**About this task**
Look for "title" in each line of the entries, and return the matching lines.

(Element data from apps and pages)

^^^^^^^^

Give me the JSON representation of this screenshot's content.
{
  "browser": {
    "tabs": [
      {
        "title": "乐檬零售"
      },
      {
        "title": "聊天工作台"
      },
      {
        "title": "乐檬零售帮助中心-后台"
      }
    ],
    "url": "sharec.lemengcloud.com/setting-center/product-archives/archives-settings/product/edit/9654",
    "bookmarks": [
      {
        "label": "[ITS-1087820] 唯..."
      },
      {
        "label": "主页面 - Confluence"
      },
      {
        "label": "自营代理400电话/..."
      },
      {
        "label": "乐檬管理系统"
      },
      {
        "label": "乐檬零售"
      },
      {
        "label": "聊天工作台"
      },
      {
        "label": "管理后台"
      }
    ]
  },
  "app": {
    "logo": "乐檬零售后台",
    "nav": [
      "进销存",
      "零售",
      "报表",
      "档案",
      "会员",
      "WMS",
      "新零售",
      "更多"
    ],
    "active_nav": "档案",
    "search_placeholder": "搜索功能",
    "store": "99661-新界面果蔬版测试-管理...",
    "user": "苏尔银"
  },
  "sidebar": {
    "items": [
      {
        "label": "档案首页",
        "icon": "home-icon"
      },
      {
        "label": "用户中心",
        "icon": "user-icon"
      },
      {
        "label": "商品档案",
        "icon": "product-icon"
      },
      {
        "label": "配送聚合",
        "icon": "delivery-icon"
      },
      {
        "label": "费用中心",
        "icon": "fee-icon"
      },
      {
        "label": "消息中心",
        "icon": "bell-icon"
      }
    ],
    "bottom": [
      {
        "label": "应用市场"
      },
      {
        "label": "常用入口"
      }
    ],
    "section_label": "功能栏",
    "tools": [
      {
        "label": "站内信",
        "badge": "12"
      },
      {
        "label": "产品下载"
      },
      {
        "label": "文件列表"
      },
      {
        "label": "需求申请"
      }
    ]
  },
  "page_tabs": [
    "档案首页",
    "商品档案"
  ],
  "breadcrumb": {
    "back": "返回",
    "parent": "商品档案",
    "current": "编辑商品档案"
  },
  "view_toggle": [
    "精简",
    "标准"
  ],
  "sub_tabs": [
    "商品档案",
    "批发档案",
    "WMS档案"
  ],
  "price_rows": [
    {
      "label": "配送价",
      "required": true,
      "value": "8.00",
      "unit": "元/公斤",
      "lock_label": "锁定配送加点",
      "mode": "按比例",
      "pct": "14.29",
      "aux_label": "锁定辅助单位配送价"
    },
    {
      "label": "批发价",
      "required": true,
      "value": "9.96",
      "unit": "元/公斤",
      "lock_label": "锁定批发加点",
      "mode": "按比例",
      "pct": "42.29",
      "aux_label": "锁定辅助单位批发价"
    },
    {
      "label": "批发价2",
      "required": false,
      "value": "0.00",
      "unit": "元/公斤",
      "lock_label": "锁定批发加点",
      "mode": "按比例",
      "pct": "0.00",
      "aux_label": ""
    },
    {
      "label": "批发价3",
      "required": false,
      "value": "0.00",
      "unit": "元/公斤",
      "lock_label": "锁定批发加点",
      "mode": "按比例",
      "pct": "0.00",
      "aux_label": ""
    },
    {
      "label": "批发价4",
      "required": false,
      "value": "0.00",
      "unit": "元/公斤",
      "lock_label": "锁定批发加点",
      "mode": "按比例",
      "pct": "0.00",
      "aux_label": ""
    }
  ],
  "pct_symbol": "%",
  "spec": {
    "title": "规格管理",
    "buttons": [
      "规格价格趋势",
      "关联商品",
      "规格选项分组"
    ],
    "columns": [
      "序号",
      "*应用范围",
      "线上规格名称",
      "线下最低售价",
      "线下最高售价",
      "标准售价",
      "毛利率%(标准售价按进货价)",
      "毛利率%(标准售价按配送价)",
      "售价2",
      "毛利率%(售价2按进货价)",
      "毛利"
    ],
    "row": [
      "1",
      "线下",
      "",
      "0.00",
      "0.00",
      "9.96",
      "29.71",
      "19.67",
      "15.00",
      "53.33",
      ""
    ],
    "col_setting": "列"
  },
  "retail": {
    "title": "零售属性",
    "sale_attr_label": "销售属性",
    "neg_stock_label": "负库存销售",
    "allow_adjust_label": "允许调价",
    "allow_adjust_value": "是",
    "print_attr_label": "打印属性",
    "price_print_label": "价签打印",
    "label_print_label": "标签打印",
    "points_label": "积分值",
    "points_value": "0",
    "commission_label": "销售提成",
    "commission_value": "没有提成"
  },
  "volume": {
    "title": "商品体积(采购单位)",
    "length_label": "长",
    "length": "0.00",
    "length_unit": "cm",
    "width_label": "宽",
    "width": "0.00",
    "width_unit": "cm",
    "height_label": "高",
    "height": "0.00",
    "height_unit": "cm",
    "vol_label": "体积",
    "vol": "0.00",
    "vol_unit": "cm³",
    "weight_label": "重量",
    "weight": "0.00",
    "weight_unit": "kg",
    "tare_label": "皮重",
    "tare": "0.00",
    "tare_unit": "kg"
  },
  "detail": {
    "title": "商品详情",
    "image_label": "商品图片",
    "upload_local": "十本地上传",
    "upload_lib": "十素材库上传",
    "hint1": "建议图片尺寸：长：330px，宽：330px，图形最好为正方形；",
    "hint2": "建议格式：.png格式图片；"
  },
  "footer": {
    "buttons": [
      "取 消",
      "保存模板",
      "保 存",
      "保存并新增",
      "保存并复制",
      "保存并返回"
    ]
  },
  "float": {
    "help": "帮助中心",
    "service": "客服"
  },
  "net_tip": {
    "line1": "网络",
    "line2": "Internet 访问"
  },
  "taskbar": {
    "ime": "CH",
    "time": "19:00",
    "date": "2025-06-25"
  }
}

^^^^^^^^

**Answer section**
        "title": "乐檬零售"
        "title": "聊天工作台"
        "title": "乐檬零售帮助中心-后台"
    "title": "规格管理",
    "title": "零售属性",
    "title": "商品体积(采购单位)",
    "title": "商品详情",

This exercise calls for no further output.